We were tempted to pop a movie into the video player and watch it while we ate, but my wife vetoed that idea as being "too trailer park." We have standards. So we ate and ran -- fast.
Please understand. We were not speeding or showing off. Other motorists were zipping past us in everything from little Mini Coopers to giant 18-wheelers. We allowed them to do that. Going 70 miles per hour in a 65-mph zone is one thing. Going 90 on a crowded post-holiday highway dampened by rain is insane.
We're not crazy. But the people at Jeep, an arm of DaimlerChrysler AG's Chrysler Group, may have gone a bit bonkers. They've put a Hemi in the Grand Cherokee Limited! Yep. Along with the DVD and MP3 player, satellite radio and satellite navigation system, leather seats and numerous other luxuries that have not much to do with driving on-road or off, Jeep has added a 5.7-liter, 325-horsepower Hemi V-8 engine capable of developing a humongous 370 foot-pounds of torque.

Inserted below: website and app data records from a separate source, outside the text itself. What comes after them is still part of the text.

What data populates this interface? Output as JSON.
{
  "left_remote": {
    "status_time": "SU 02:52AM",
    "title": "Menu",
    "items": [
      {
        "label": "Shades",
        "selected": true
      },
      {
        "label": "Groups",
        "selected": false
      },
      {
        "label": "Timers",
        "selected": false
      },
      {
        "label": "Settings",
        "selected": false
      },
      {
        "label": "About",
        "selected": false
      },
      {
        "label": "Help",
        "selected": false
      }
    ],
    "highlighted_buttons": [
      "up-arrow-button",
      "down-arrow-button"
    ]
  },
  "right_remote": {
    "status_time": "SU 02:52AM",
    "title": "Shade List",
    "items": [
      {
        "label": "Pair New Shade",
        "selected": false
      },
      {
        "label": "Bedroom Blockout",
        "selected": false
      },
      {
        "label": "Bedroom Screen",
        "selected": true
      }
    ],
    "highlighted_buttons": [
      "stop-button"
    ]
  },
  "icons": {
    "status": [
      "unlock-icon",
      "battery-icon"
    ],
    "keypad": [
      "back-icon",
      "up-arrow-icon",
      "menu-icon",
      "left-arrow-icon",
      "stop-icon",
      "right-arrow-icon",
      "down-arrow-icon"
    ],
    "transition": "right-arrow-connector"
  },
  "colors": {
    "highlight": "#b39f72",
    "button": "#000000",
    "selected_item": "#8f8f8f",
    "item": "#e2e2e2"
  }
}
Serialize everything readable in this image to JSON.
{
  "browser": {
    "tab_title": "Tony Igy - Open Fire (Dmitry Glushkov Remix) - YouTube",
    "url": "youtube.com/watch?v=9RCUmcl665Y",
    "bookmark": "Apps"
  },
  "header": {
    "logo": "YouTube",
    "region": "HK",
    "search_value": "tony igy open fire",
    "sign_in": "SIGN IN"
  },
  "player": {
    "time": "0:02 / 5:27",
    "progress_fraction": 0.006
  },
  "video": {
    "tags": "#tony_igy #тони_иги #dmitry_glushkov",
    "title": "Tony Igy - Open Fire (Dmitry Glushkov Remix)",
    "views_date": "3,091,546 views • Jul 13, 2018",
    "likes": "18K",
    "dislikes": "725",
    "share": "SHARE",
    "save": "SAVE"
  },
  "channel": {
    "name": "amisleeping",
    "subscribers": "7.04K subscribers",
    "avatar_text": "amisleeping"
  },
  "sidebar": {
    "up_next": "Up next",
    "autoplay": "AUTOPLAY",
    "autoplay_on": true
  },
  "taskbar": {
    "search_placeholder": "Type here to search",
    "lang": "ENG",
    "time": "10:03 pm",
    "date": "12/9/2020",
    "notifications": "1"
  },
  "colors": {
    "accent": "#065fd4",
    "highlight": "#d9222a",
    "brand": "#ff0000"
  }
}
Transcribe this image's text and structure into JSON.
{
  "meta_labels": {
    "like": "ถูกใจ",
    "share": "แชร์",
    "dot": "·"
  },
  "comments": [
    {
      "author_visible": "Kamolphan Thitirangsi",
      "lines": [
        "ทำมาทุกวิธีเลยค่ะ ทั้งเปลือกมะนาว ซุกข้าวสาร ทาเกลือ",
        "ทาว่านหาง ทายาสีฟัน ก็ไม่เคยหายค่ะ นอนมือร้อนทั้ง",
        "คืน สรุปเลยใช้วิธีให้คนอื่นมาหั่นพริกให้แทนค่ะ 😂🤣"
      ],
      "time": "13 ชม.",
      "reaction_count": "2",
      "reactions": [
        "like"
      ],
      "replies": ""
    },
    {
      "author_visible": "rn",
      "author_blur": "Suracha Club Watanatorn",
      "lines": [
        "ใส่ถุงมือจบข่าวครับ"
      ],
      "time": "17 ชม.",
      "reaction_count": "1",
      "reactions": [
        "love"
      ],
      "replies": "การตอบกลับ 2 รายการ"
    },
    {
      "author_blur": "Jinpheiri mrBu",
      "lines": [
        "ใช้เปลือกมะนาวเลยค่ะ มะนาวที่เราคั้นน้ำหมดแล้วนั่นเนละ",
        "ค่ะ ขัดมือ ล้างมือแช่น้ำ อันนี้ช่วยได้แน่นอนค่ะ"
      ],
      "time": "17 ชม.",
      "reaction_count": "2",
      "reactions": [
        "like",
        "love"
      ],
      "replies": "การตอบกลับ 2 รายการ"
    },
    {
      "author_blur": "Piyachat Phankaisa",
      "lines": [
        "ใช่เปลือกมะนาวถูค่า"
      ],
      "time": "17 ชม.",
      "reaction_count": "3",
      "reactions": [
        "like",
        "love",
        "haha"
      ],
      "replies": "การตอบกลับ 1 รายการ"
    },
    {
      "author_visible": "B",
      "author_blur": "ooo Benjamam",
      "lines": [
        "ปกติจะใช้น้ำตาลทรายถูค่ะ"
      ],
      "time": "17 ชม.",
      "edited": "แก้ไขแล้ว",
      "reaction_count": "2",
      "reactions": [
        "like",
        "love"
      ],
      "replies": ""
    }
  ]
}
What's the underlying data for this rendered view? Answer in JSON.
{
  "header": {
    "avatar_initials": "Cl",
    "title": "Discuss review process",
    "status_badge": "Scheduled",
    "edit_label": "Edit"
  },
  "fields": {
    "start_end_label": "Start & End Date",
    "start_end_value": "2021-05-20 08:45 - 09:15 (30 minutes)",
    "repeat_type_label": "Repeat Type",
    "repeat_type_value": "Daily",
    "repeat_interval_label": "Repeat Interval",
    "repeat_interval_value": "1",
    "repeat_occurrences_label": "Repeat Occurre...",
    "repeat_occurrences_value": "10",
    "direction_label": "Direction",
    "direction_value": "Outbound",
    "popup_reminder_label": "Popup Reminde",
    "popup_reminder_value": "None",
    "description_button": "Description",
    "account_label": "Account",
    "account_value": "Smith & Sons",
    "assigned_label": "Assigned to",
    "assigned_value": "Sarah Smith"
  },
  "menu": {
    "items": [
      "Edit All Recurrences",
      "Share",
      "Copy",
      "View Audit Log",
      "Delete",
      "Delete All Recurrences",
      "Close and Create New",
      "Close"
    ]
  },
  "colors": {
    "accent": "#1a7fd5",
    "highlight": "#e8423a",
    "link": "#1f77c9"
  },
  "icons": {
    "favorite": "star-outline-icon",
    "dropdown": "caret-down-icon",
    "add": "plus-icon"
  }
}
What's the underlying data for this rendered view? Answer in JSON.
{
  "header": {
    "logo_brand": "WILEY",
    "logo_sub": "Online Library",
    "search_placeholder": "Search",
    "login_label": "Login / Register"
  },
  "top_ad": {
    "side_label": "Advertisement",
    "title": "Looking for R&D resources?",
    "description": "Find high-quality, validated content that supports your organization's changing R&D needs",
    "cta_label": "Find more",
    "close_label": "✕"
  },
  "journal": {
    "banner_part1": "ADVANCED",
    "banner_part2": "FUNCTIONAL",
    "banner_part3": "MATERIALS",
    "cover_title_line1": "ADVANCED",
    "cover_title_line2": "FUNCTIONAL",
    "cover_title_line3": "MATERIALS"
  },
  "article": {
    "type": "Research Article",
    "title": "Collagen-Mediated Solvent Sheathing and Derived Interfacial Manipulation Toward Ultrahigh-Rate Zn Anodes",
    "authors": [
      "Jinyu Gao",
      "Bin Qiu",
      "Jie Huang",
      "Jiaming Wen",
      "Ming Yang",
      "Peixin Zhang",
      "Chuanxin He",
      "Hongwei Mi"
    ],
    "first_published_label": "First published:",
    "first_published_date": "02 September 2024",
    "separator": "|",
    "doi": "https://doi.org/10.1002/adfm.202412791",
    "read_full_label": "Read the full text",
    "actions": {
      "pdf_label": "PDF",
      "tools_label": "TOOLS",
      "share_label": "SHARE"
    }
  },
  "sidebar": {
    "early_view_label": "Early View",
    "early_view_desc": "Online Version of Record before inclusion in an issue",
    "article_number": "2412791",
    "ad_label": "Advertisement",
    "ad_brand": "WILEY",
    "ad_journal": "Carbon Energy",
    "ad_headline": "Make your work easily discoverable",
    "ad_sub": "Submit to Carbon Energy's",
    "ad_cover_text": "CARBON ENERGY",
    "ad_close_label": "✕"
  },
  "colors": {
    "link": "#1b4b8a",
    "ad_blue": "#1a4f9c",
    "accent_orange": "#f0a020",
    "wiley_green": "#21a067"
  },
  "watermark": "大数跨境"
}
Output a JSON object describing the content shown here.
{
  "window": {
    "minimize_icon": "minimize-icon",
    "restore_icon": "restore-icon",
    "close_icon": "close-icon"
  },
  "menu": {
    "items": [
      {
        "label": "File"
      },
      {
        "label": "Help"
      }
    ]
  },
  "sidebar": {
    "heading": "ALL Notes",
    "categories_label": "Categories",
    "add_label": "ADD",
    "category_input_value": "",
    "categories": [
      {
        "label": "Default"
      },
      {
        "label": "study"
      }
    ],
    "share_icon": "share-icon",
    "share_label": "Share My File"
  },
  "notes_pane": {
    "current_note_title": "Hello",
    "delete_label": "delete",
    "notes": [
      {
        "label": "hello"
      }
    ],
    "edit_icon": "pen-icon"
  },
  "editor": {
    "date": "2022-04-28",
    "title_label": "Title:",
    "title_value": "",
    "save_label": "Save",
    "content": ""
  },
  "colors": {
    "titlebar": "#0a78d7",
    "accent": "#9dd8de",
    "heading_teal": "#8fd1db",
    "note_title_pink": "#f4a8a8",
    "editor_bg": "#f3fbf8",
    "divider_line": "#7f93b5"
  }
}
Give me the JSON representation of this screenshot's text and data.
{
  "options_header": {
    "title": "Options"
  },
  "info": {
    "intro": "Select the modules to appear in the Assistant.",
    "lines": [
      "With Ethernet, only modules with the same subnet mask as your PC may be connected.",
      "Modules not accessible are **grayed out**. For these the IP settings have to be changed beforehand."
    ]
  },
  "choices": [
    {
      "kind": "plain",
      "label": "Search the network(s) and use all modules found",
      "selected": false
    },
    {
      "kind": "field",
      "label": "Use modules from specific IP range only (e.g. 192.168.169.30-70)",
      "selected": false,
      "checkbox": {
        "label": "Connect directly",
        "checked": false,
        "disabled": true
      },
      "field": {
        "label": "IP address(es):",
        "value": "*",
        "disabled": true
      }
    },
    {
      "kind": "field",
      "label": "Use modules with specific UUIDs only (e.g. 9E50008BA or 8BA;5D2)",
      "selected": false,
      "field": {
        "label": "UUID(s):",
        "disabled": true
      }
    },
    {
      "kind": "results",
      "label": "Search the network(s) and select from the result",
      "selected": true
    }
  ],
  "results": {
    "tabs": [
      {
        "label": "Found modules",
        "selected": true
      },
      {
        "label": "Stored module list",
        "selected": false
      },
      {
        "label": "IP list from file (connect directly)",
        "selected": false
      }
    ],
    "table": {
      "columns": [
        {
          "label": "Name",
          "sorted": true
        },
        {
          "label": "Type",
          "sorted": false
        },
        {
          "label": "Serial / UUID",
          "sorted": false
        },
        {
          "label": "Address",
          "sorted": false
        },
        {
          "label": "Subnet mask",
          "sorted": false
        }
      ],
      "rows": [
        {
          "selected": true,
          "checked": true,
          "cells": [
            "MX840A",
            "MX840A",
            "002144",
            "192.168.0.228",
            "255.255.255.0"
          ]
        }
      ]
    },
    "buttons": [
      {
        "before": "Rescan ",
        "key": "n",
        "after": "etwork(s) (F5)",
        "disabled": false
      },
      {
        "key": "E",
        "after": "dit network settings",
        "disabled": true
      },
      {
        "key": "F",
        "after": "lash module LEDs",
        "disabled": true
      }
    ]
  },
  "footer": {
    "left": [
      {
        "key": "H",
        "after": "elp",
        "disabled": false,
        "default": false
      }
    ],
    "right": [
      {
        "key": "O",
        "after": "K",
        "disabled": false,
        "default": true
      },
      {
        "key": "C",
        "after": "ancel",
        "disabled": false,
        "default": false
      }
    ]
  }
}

In a vehicle as big and boldly styled as the new Grand Cherokee, that kind of power, generated by a surprisingly vibration-free engine, could seduce and corrupt the gentlest of souls.
On many occasions, we were creeping along so slowly that only four of the cylinders in the Grand Cherokee's Hemi V-8 were active. That's because the big engine is the progeny of odd-couple engineering. It uses the Chrysler Group's new Multi-Displacement System (MDS) technology.
MDS employs a series of sensors to detect vehicle speed and load. In traffic jams when nothing is moving, or when the vehicle is moving at a snail's pace, four of the eight cylinders are electronically deactivated to save fuel.
MDS-type technology will be offered by a variety of light-truck makers in the near future. General Motors Corp., for example, uses a similar system, which GM calls Displacement on Demand, in several of its large pickups.
Frankly, I'd rather see more of that kind of useful technology going into more cars and trucks, as opposed to the increasing level of gimcrackery that has nothing to do with the on-road performance, fuel efficiency or safety of those vehicles.
I mean, really, how many video screens, DVD and MP3 players, remote headphones, hands-free communication devices and mobile Internet portals do we need? Are all of those things freeing us to enjoy the road, or are they forcing us to worry about which component or device will be missing if we are unfortunate enough to park in the wrong place?
I could have sworn that the garage attendant on East 53rd Street in New York was salivating when we pulled up in the elegantly rugged, device-laden Grand Cherokee Limited. His smile seemed more of a smirk as he watched me remove the headphones, DVD and CD discs, cell phone and yet-to-be-activated BlackBerry e-mail device (Why the heck did I bring that?) from the vehicle.
"That's a nice truck," he said. "We'll watch out for it. Don't worry. We'll take care of it for you."
Said Mary Anne, my wife: "That's going to cost us a big tip."
She was right. We paid for protection. When does tipping become bribery, and bribery extortion?